At its simplest, the Mythryl case expression may be used much like the C switch statement:
linux$ cat my-script #!/usr/bin/mythryl i = 3; case i 1 => print "One.\n"; 2 => print "Two.\n"; 3 => print "Three.\n"; _ => print "Dunno.\n"; esac; linux$ ./my-script Three.
Here the underbar pattern serves as an “other” case, catching any value not handled by any of the preceding cases.
One difference is that the Mythryl case expression, unlike the C switch statement, may be evaluated to yield a value:
linux$ cat my-script #!/usr/bin/mythryl text = "three"; i = case text "one" => 1; "two" => 2; "three" => 3; _ => raise exception DIE "Unsupported case"; esac; printf "Result: %d\n" i; linux$ ./my-script Result: 3

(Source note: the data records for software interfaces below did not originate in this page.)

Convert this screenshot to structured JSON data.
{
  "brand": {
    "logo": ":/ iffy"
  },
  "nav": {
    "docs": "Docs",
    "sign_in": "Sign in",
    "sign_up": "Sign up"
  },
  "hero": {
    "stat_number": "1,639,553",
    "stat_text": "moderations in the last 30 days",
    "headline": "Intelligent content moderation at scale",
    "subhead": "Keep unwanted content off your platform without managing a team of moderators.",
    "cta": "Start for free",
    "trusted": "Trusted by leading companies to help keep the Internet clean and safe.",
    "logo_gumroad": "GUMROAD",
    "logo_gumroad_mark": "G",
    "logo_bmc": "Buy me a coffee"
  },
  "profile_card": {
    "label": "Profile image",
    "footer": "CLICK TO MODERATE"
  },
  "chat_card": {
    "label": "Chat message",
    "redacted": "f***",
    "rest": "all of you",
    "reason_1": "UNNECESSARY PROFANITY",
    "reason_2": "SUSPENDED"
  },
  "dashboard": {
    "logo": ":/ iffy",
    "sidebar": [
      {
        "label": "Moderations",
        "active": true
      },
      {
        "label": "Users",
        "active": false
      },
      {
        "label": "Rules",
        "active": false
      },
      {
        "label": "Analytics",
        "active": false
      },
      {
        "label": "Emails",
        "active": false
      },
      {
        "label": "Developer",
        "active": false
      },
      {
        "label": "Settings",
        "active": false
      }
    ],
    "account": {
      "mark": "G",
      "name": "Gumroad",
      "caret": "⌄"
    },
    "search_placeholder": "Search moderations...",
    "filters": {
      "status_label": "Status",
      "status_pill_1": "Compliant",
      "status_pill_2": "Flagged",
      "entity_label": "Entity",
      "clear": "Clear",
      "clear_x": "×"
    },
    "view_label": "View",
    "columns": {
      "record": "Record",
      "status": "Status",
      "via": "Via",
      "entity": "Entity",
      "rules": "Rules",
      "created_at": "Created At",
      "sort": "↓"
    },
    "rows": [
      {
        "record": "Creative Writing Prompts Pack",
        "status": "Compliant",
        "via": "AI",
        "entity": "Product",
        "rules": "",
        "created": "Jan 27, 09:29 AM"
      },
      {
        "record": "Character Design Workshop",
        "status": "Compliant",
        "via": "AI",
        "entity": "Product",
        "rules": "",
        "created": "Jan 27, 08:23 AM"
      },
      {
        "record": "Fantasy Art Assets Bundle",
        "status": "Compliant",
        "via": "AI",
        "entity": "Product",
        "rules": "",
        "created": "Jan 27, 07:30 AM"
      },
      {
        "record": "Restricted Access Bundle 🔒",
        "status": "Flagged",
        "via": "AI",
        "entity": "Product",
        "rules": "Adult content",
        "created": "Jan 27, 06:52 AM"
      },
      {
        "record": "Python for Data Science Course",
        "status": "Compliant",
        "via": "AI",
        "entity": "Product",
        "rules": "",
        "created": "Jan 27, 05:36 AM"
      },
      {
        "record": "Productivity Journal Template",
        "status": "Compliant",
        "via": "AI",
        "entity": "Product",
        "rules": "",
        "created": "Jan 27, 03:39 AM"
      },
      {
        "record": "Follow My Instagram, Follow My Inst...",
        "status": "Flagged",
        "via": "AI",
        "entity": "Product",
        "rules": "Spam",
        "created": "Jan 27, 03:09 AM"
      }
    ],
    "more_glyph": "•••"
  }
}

A more important difference is that the Mythryl case statement performs pattern matching. The expression given is conceptually matched against the patterns of its case clauses one by one, top to bottom, until one matches, at which point the corresponding expression is evaluated.
(The top-to-bottom scan is purely conceptual; in practice the compiler generates highly optimized code to find select the appropriate case to evaluate.)
In the succeeding sections we will enumerate the different types of patterns supported.